We got to the sewage plant only to find our boy had scooted out onto the expanse of mud, seaward side. Gulls dotted the distant view and it was not long before we had the dusky dot lined up in the scope. The tide was rising and it was only a matter of time before it came back, but how much time? You can only say that it looks like it is getting restless so often before you give up and set off back. We were moments from that unhappy time when it did come back and did its thing. The light was a tad against us, so mantle colour was hard to get true but it did perform well and was very much enjoyed. Franklin’s may be a common species in parts of North America but in the north-east is rightly prized.


As predicted, the good birding brought about by the arrival of spring and complimentary south-westerly airflow continued to provide. The residence of Johnny and Sandra Nickerson in Lower Clark’s Harbour once again attracted a good bird, this Eastern Towhee on April 14th, thanks for the call Johnny.


The same day Sandra and I had a short tour of CSI and came up with a late Horned Lark in the yard off Fish Plant Road, only the second I’ve seen this year on CSI.

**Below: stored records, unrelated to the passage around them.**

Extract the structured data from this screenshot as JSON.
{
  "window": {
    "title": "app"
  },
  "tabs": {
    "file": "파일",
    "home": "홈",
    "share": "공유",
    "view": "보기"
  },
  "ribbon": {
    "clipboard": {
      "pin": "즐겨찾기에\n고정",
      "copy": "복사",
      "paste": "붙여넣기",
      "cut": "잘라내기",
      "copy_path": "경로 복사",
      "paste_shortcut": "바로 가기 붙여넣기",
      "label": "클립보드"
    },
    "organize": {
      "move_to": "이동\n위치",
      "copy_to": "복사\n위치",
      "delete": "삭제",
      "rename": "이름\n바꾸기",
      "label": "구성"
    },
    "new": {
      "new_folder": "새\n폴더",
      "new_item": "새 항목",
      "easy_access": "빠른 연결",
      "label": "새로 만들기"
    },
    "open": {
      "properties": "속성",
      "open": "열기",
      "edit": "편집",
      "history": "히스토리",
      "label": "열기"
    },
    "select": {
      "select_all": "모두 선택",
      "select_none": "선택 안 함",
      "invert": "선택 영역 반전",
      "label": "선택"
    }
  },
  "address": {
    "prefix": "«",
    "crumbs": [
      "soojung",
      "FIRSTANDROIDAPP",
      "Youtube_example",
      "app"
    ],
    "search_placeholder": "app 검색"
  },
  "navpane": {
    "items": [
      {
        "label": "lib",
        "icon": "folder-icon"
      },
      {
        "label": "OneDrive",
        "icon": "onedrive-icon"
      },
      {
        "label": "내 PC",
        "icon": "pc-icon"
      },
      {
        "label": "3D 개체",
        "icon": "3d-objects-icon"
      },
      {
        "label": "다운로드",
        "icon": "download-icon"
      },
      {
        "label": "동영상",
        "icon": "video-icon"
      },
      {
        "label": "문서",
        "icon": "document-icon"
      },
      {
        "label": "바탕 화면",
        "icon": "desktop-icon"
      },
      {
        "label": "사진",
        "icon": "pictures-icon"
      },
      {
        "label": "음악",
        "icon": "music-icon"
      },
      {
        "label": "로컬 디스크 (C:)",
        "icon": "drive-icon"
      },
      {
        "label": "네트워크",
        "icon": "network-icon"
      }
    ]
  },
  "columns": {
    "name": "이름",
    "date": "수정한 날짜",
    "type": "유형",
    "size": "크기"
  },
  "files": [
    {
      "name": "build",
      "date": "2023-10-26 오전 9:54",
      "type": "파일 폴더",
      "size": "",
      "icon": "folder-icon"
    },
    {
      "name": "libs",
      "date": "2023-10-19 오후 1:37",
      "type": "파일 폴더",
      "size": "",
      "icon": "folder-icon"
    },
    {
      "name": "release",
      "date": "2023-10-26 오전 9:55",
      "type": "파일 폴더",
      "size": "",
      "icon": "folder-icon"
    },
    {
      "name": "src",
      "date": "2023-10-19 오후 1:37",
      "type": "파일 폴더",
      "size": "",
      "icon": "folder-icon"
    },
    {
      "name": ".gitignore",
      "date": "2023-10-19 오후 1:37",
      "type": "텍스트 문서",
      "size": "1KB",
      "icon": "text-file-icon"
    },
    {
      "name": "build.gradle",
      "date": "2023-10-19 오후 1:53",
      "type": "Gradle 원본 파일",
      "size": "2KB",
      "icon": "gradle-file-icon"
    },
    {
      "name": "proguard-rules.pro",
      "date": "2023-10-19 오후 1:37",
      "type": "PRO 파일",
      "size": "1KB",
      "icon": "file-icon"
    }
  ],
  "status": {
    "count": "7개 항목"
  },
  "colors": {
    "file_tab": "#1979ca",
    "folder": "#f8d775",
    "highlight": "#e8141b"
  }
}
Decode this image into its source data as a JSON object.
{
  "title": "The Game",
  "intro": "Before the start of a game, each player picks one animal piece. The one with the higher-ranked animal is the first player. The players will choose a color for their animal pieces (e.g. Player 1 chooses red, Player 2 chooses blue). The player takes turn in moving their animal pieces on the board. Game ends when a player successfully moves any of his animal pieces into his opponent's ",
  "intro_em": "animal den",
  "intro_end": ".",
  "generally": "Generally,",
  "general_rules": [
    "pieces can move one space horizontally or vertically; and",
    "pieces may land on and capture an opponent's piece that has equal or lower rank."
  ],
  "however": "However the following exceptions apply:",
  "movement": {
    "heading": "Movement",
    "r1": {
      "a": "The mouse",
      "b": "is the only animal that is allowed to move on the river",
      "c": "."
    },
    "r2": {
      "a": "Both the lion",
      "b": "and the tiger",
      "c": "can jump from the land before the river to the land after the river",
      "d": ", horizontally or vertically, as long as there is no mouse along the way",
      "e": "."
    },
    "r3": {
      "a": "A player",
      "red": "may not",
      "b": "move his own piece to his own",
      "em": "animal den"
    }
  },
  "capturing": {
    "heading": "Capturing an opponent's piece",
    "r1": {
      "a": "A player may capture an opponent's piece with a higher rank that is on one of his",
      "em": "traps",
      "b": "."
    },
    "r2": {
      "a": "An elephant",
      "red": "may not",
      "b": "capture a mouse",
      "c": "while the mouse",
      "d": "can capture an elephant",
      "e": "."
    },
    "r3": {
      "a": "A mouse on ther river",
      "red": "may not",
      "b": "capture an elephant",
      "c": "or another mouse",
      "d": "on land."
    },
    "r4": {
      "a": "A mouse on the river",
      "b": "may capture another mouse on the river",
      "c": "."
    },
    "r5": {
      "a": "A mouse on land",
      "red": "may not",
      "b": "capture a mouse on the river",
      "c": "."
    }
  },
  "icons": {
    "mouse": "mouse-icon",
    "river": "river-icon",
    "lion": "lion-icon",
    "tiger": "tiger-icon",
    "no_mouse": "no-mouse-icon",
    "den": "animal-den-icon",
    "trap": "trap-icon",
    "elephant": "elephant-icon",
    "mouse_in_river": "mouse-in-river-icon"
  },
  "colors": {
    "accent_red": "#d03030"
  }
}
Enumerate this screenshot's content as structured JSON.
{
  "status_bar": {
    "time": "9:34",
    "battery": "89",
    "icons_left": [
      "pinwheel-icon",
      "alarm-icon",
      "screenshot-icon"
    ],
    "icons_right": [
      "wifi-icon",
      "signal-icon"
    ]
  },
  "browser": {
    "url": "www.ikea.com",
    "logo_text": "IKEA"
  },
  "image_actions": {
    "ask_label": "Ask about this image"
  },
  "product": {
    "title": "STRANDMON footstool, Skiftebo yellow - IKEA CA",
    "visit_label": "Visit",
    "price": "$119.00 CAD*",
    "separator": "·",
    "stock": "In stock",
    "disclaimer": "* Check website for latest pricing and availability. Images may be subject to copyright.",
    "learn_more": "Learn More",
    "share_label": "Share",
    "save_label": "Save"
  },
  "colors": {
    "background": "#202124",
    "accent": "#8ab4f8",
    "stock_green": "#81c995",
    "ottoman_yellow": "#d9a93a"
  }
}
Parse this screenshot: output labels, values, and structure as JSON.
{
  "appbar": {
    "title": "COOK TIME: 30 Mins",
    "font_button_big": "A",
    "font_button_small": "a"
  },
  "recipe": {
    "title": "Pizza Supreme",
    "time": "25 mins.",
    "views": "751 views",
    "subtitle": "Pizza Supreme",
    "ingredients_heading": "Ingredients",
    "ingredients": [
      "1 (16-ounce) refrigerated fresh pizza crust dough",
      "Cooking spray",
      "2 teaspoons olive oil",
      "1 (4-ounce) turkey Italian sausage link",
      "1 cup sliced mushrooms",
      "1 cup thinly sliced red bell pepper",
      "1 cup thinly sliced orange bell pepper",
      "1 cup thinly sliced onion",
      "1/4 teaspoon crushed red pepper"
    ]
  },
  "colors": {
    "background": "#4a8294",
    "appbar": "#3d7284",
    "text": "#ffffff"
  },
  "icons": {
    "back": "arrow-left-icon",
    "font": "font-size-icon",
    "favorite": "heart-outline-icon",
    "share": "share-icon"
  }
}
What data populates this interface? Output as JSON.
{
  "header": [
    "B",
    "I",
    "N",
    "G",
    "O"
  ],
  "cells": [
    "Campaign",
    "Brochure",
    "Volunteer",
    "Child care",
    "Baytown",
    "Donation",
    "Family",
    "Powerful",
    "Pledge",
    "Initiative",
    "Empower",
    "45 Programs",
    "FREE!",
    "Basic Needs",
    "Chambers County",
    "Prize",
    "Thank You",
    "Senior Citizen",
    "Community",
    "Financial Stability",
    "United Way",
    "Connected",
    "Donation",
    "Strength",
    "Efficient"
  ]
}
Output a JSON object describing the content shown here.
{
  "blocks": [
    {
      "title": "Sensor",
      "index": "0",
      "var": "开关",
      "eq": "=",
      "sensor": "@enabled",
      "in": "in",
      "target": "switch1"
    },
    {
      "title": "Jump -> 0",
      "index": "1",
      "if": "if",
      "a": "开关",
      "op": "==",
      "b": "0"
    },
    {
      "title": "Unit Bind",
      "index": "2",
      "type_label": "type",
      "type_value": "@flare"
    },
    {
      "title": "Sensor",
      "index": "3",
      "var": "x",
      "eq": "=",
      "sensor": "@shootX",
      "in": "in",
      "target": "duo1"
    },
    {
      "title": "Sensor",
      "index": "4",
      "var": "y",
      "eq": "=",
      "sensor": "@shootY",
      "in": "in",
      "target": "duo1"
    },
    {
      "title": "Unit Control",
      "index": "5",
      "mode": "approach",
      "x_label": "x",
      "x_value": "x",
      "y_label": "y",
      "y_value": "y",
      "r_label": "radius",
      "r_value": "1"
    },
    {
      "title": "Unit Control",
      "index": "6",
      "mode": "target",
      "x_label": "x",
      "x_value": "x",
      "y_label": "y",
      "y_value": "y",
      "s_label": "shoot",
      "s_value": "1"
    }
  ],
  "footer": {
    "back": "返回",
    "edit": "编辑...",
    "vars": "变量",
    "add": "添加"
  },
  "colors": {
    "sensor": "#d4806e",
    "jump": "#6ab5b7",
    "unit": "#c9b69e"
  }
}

I think we can expect year birds to come thick and fast from now until the end of May. No doubt some will be rarities, hopefully most won’t be three hour away but, if they are, you can be sure that there will be something en-route to entertain, such as the large roadside sign outside a charity store in New Minas requesting, in all innocence, that you drop your clothes there. Given that the trailer usage innovator was not too far away, I would not bet against a well-meaning bare ass making CBC Nova Scotia news as clothes were indeed, dropped and traffic interuped.